Utilization of physical therapy visits after ACL reconstruction is often a common topic of clinical debate, but there is minimal discussion of this in the literature. Given the current state of healthcare spending and increased need to maximize effectiveness of care, physical therapists should consider the frequency of visits across the rehabilitation time line following ACL reconstruction. Insurance coverage often dictates visit frequency, and therefore patient education should be emphasized throughout the recovery process. Physical therapists are in the prime position to appropriately determine the frequency of visits across the post-operative rehabilitation process. We suggest that pain, ROM, and quadriceps activation be the primary driver for visits early in the recovery. Patients with high pain, significant ROM loss, and poor strength and limited quadriceps activation would clearly benefit from multiple sessions per week of physical therapy. Whereas, those patients early in the post-operative rehabilitation phase who exhibit minimal pain, progressing ROM, and good quadriceps activation may benefit from weekly physical therapy for monitoring and progression by the physical therapist. As the post-operative course progresses, the need for increased frequency of formal physical therapy may be necessary to address functional strength and neuromuscular control activities with an emphasis on proper movement patterns. In addition, an extended time frame of care may be warranted to ensure a safe progression into a running program and sport-specific activities, with optimal goals of achieving satisfactory results on return to sport testing.
In summary, ACL rehabilitation principals continue to evolve based on the findings of continued research. Both clinicians and surgeons should maintain appropriate dialogue to maximize a patient’s safe rehabilitation and return to sport. Current protocols emphasize criteria for progression to the next phase rather than time. Both patient-reported and objective functional outcome measures should also be utilized for advancement.
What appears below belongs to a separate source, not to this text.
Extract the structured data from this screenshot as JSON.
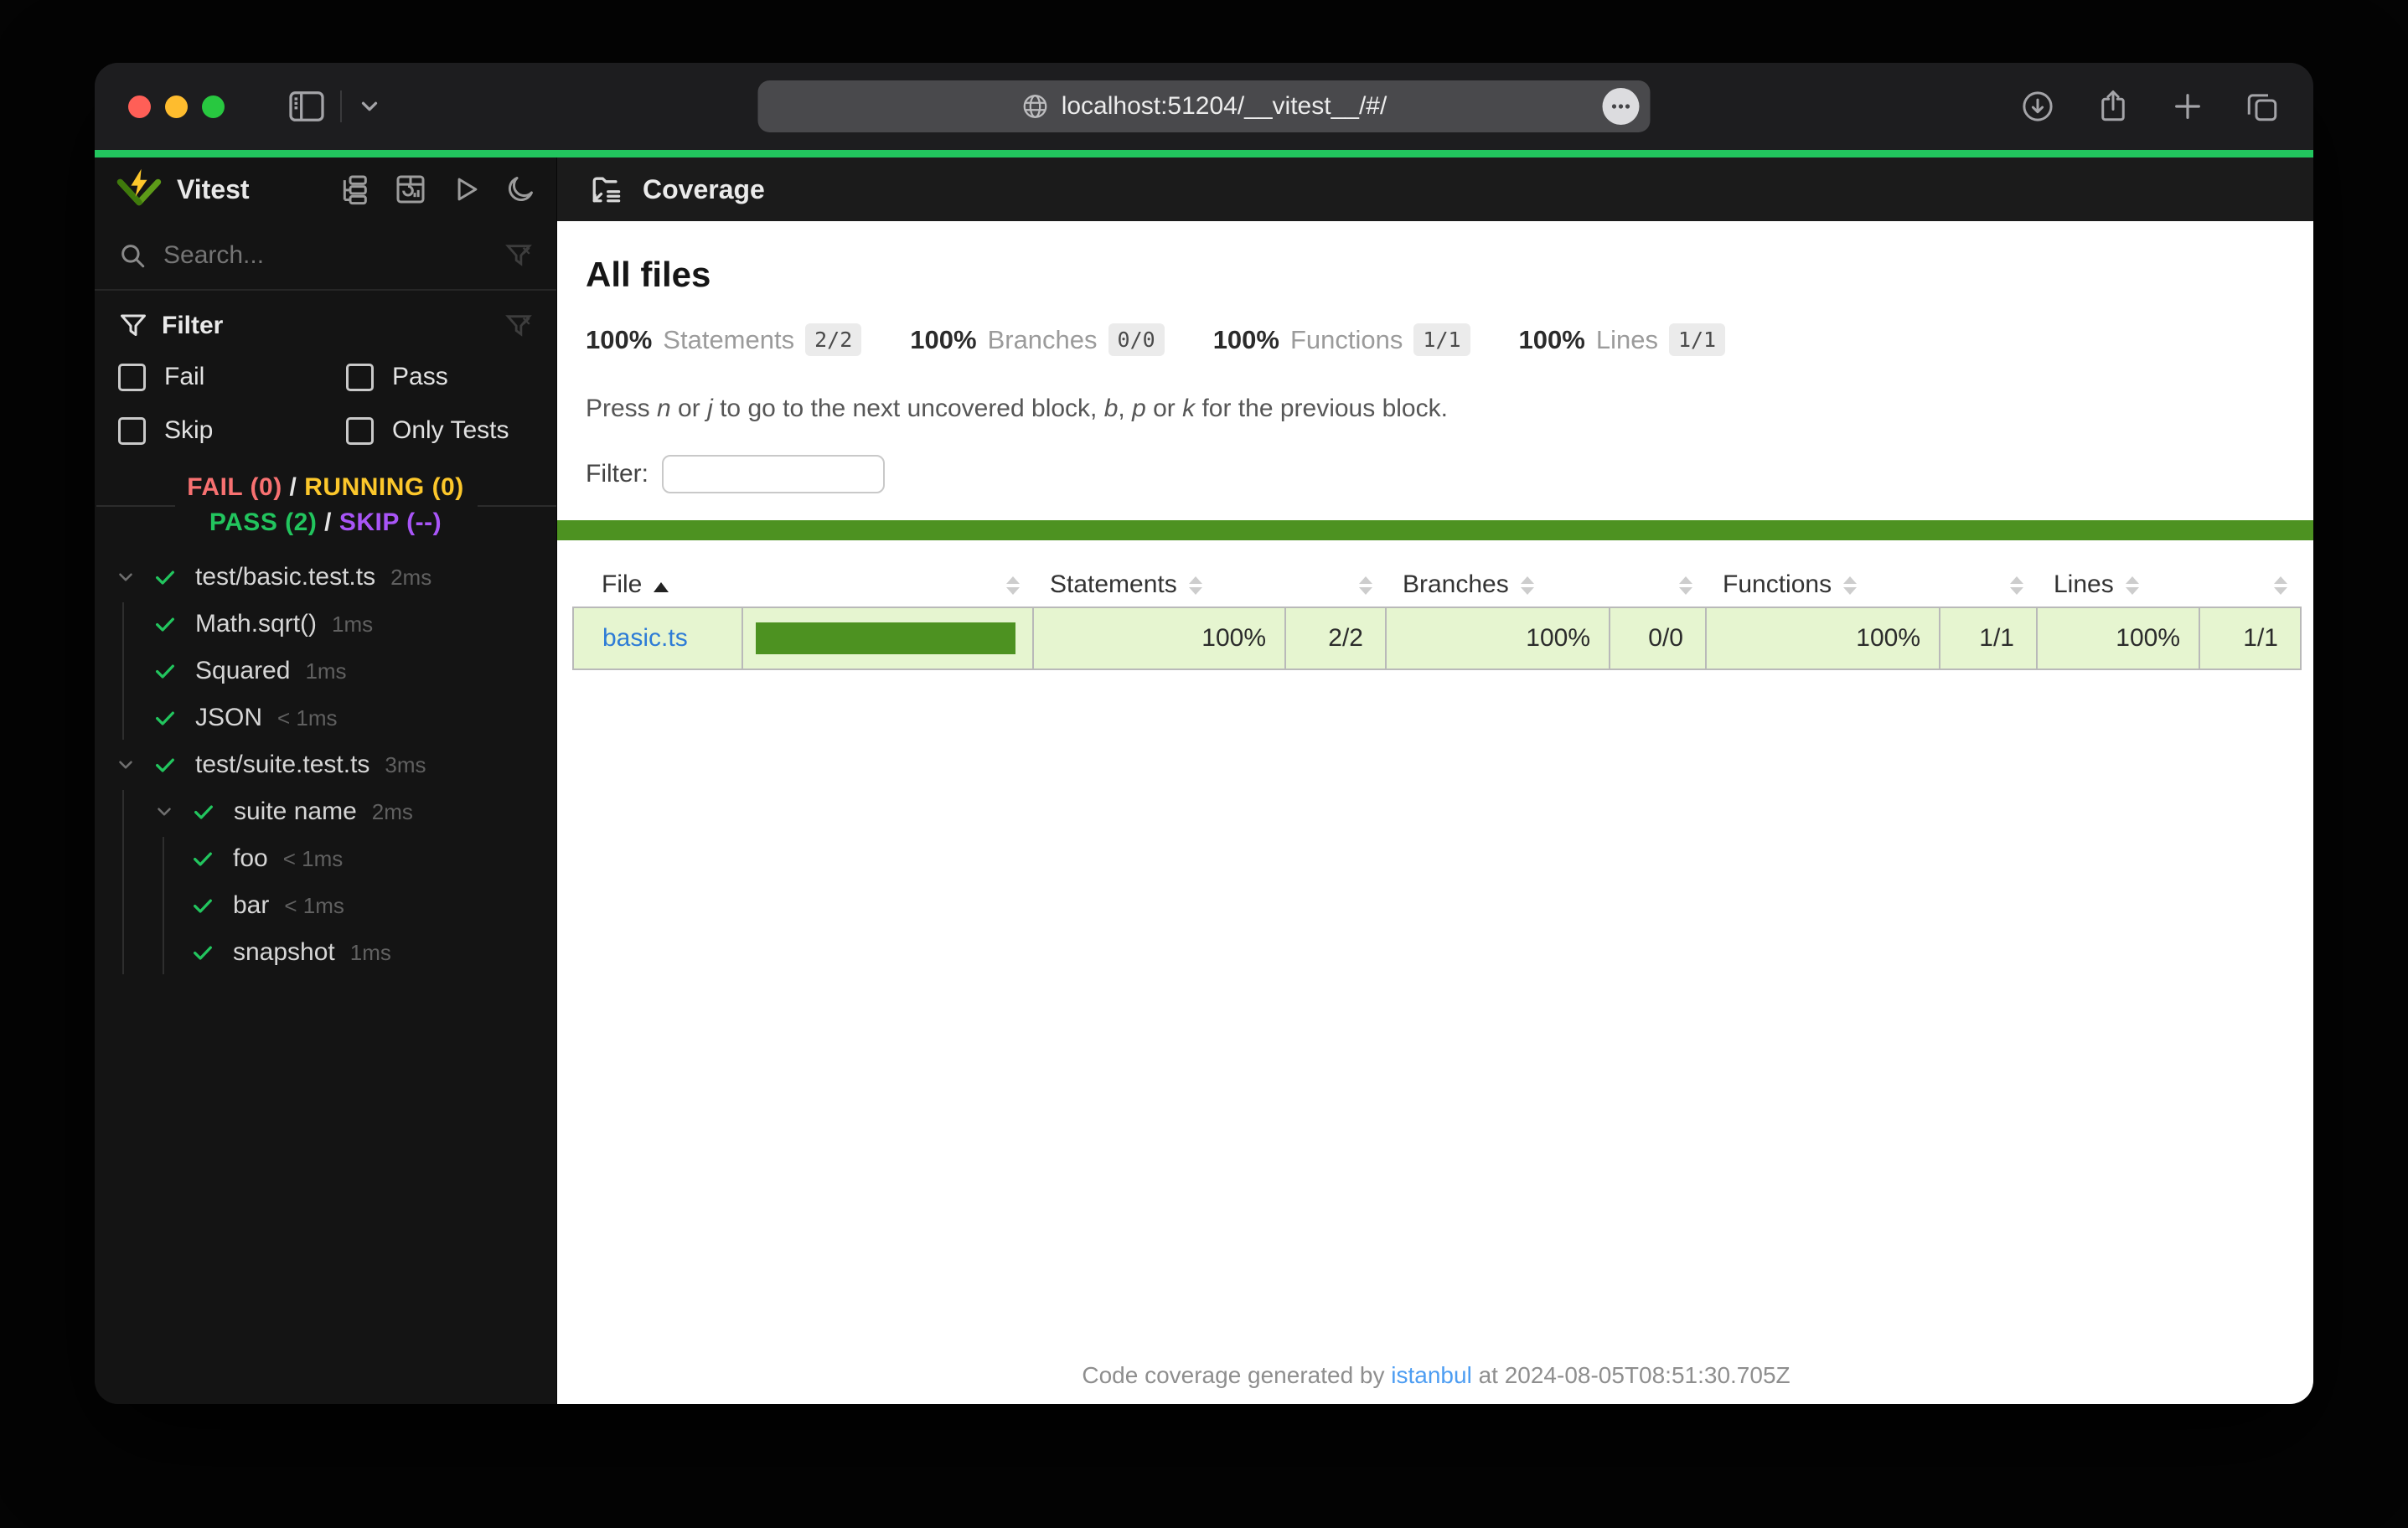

Early emphasis on extension ROM is essential, and if a patient has limited physical therapy benefits, consideration should be given to the possible need for higher visit frequency in the initial phase of recovery. Quadriceps strength is another key component of complication prevention, and NMES is recommended for all patients as it has been shown to assist in the restoration of quadriceps function. Re-injury rates are high, but fortunately, injury prevention programs have been demonstrating the ability to reduce ACL tears. Based upon our review of the literature, if all of the recommendations outlined in this manuscript are followed, there is a high likelihood of a successful recovery with a low rate of complications.
All authors declare that they have no conflict of interest.
This article does not contain any studies with human or animal subjects performed by any of the authors.
This article is part of the Topical Collection on ACL Rehab